| TASK INPUT |

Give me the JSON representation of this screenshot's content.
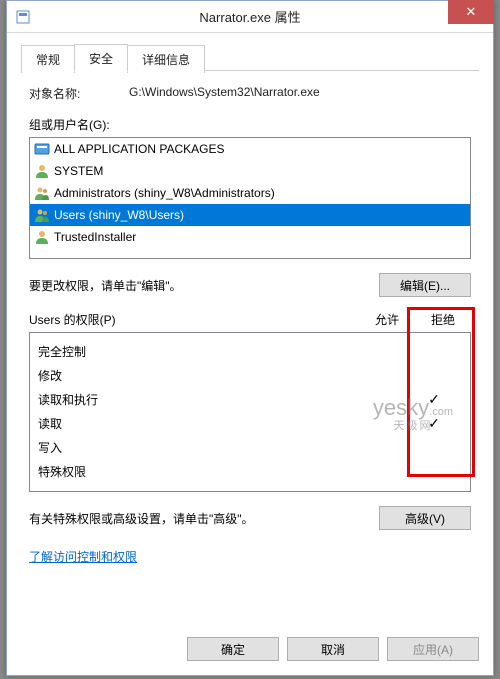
{
  "window": {
    "title": "Narrator.exe 属性",
    "close_glyph": "✕"
  },
  "tabs": {
    "general": "常规",
    "security": "安全",
    "details": "详细信息"
  },
  "object": {
    "label": "对象名称:",
    "value": "G:\\Windows\\System32\\Narrator.exe"
  },
  "groups": {
    "label": "组或用户名(G):",
    "items": [
      {
        "name": "ALL APPLICATION PACKAGES",
        "type": "package"
      },
      {
        "name": "SYSTEM",
        "type": "user"
      },
      {
        "name": "Administrators (shiny_W8\\Administrators)",
        "type": "group"
      },
      {
        "name": "Users (shiny_W8\\Users)",
        "type": "group",
        "selected": true
      },
      {
        "name": "TrustedInstaller",
        "type": "user"
      }
    ]
  },
  "edit": {
    "text": "要更改权限，请单击\"编辑\"。",
    "button": "编辑(E)..."
  },
  "permissions": {
    "header_name": "Users 的权限(P)",
    "header_allow": "允许",
    "header_deny": "拒绝",
    "rows": [
      {
        "name": "完全控制",
        "allow": "",
        "deny": ""
      },
      {
        "name": "修改",
        "allow": "",
        "deny": ""
      },
      {
        "name": "读取和执行",
        "allow": "",
        "deny": "✓"
      },
      {
        "name": "读取",
        "allow": "",
        "deny": "✓"
      },
      {
        "name": "写入",
        "allow": "",
        "deny": ""
      },
      {
        "name": "特殊权限",
        "allow": "",
        "deny": ""
      }
    ]
  },
  "advanced": {
    "text": "有关特殊权限或高级设置，请单击\"高级\"。",
    "button": "高级(V)"
  },
  "link": "了解访问控制和权限",
  "footer": {
    "ok": "确定",
    "cancel": "取消",
    "apply": "应用(A)"
  },
  "watermark": {
    "line1": "yesky",
    "suffix": ".com",
    "line2": "天极网"
  }
}
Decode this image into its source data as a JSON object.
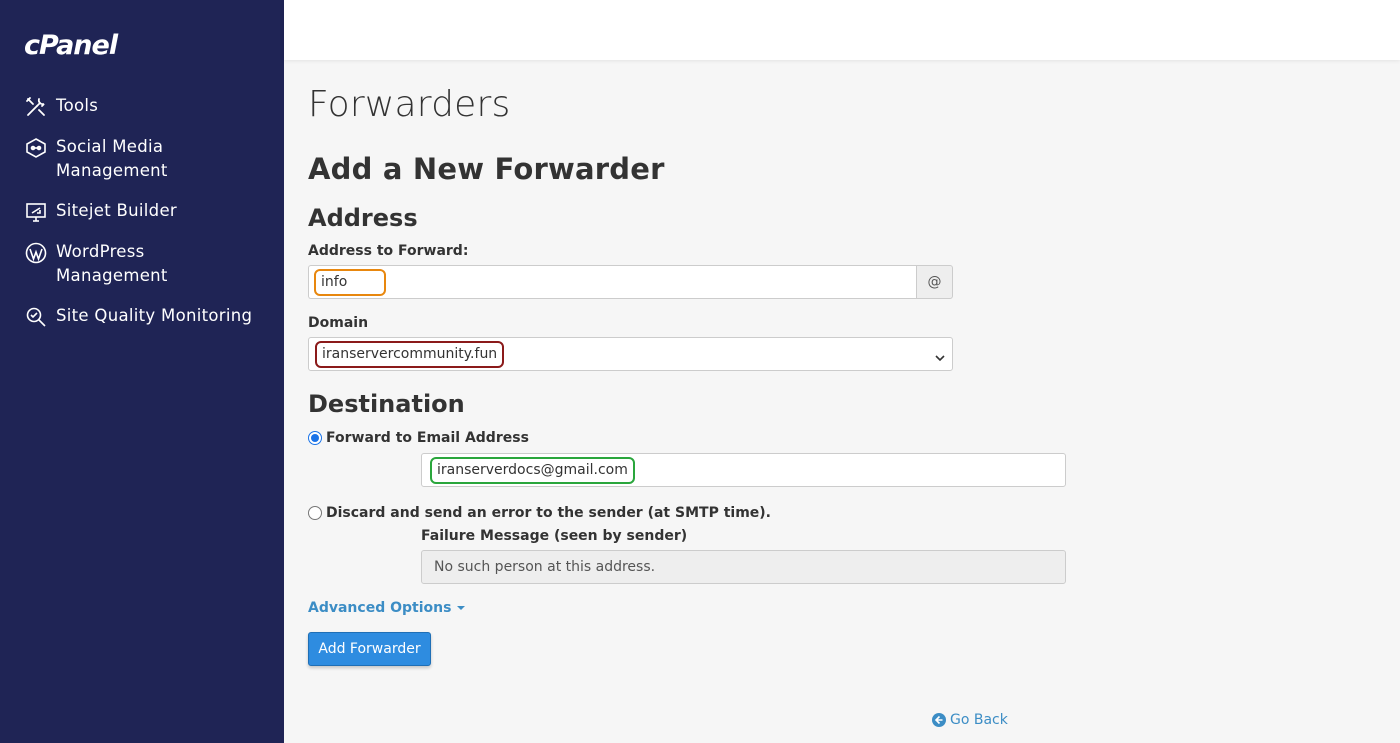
{
  "app": {
    "logo": "cPanel"
  },
  "sidebar": {
    "items": [
      {
        "label": "Tools",
        "icon": "tools-icon"
      },
      {
        "label": "Social Media\nManagement",
        "label_line1": "Social Media",
        "label_line2": "Management",
        "icon": "social-media-icon"
      },
      {
        "label": "Sitejet Builder",
        "icon": "sitejet-icon"
      },
      {
        "label": "WordPress Management",
        "icon": "wordpress-icon"
      },
      {
        "label": "Site Quality Monitoring",
        "icon": "site-quality-icon"
      }
    ]
  },
  "page": {
    "title": "Forwarders",
    "section_title": "Add a New Forwarder",
    "address_heading": "Address",
    "address_label": "Address to Forward:",
    "address_value": "info",
    "at_symbol": "@",
    "domain_label": "Domain",
    "domain_value": "iranservercommunity.fun",
    "destination_heading": "Destination",
    "forward_label": "Forward to Email Address",
    "forward_value": "iranserverdocs@gmail.com",
    "discard_label": "Discard and send an error to the sender (at SMTP time).",
    "failure_label": "Failure Message (seen by sender)",
    "failure_value": "No such person at this address.",
    "advanced_options": "Advanced Options",
    "add_button": "Add Forwarder",
    "go_back": "Go Back"
  },
  "colors": {
    "sidebar_bg": "#1f2455",
    "link": "#3c8dc5",
    "primary_button": "#2e8ce0",
    "highlight_address": "#e8870e",
    "highlight_domain": "#8b1a1a",
    "highlight_email": "#2aa63c"
  }
}
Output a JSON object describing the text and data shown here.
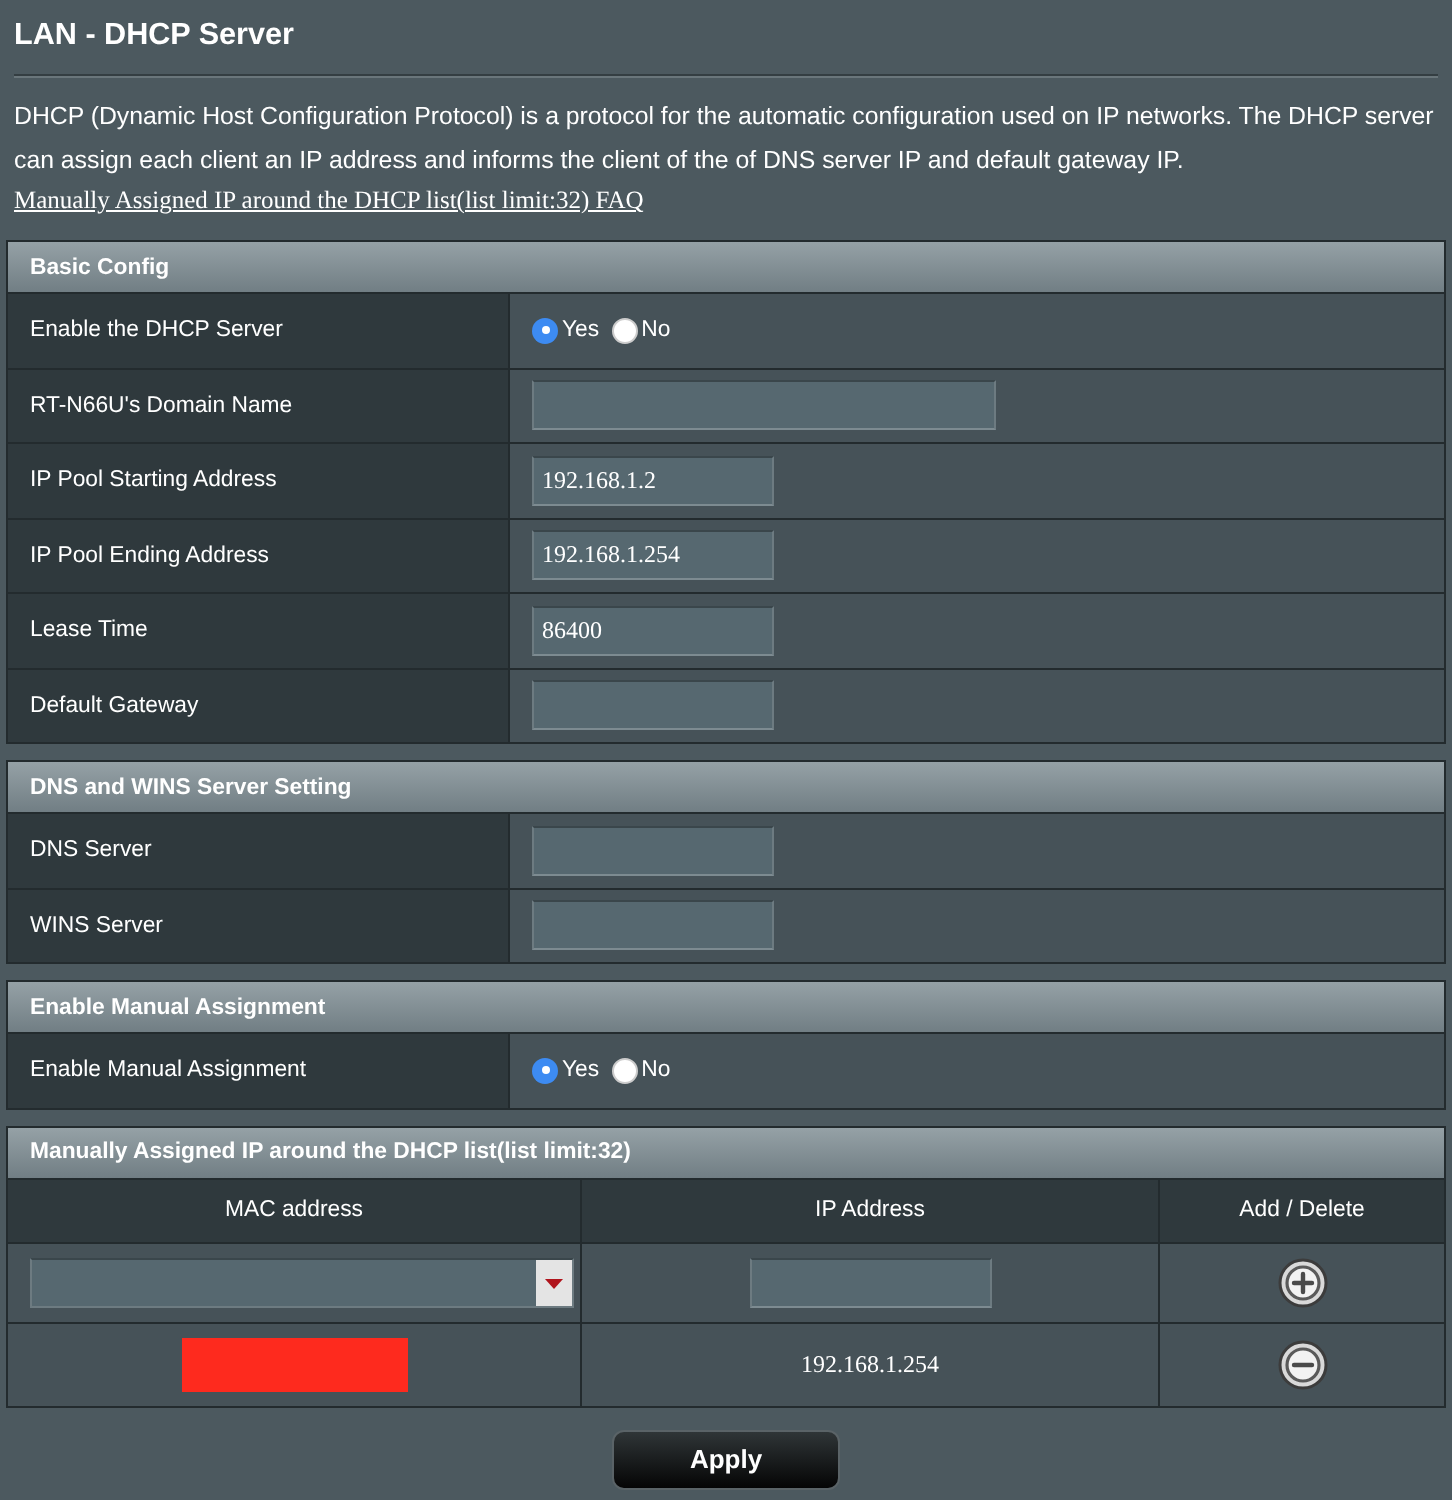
{
  "page": {
    "title": "LAN - DHCP Server",
    "description": "DHCP (Dynamic Host Configuration Protocol) is a protocol for the automatic configuration used on IP networks. The DHCP server can assign each client an IP address and informs the client of the of DNS server IP and default gateway IP.",
    "faq_link": "Manually Assigned IP around the DHCP list(list limit:32) FAQ"
  },
  "sections": [
    {
      "kind": "form",
      "title": "Basic Config",
      "rows": [
        {
          "label": "Enable the DHCP Server",
          "kind": "radio",
          "options": [
            {
              "label": "Yes",
              "selected": true
            },
            {
              "label": "No",
              "selected": false
            }
          ]
        },
        {
          "label": "RT-N66U's Domain Name",
          "kind": "widefield"
        },
        {
          "label": "IP Pool Starting Address",
          "kind": "field",
          "value": "192.168.1.2"
        },
        {
          "label": "IP Pool Ending Address",
          "kind": "field",
          "value": "192.168.1.254"
        },
        {
          "label": "Lease Time",
          "kind": "field",
          "value": "86400"
        },
        {
          "label": "Default Gateway",
          "kind": "field"
        }
      ]
    },
    {
      "kind": "form",
      "title": "DNS and WINS Server Setting",
      "rows": [
        {
          "label": "DNS Server",
          "kind": "field"
        },
        {
          "label": "WINS Server",
          "kind": "field"
        }
      ]
    },
    {
      "kind": "form",
      "title": "Enable Manual Assignment",
      "rows": [
        {
          "label": "Enable Manual Assignment",
          "kind": "radio",
          "options": [
            {
              "label": "Yes",
              "selected": true
            },
            {
              "label": "No",
              "selected": false
            }
          ]
        }
      ]
    },
    {
      "kind": "table",
      "title": "Manually Assigned IP around the DHCP list(list limit:32)",
      "columns": [
        "MAC address",
        "IP Address",
        "Add / Delete"
      ],
      "rows": [
        {
          "kind": "entry"
        },
        {
          "kind": "item",
          "mac_redacted": true,
          "ip": "192.168.1.254"
        }
      ]
    }
  ],
  "apply_button": "Apply"
}
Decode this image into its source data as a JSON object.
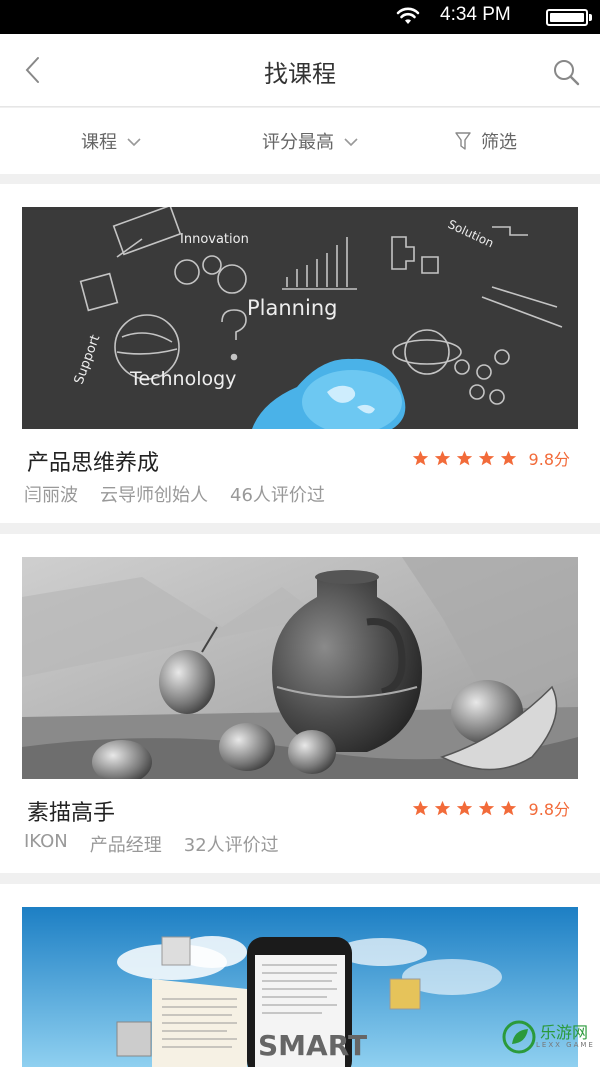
{
  "status_bar": {
    "time": "4:34 PM"
  },
  "header": {
    "title": "找课程"
  },
  "filters": [
    {
      "label": "课程"
    },
    {
      "label": "评分最高"
    },
    {
      "label": "筛选"
    }
  ],
  "courses": [
    {
      "title": "产品思维养成",
      "teacher": "闫丽波",
      "role": "云导师创始人",
      "reviews": "46人评价过",
      "score": "9.8分",
      "stars": 5,
      "image_words": [
        "Innovation",
        "Planning",
        "Technology",
        "Support",
        "Solution"
      ]
    },
    {
      "title": "素描高手",
      "teacher": "IKON",
      "role": "产品经理",
      "reviews": "32人评价过",
      "score": "9.8分",
      "stars": 5
    },
    {
      "image_words": [
        "SMART"
      ]
    }
  ],
  "watermark": {
    "text": "乐游网",
    "sub": "LEXX GAME"
  },
  "colors": {
    "accent": "#f26b3a",
    "text_dark": "#222222",
    "text_muted": "#999999"
  }
}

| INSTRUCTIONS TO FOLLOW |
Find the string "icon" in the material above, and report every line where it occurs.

| TASK RESULT |
        "icon": "tools-icon"
        "icon": "social-media-icon"
        "icon": "sitejet-icon"
        "icon": "wordpress-icon"
        "icon": "site-quality-icon"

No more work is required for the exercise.